* **Activity**
Among the entries below, how many lines have the string "file" in them? Only the number should be given.

== Segment start ==

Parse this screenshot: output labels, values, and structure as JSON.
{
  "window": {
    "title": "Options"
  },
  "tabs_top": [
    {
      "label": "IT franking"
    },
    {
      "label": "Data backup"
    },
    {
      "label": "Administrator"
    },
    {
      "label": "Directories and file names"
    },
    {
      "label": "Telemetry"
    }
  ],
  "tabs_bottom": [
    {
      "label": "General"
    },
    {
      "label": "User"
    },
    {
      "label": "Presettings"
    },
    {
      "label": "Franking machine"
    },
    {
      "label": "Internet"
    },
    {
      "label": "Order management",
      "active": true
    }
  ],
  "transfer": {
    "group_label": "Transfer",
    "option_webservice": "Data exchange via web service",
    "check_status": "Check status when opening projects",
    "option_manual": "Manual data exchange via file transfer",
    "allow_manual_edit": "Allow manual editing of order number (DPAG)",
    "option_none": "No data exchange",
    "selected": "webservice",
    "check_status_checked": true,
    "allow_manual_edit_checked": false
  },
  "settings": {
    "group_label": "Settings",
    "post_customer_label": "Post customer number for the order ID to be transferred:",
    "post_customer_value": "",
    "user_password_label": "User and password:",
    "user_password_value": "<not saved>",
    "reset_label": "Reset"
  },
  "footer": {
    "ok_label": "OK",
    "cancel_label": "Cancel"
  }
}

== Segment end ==

* **Response for this exercise**
2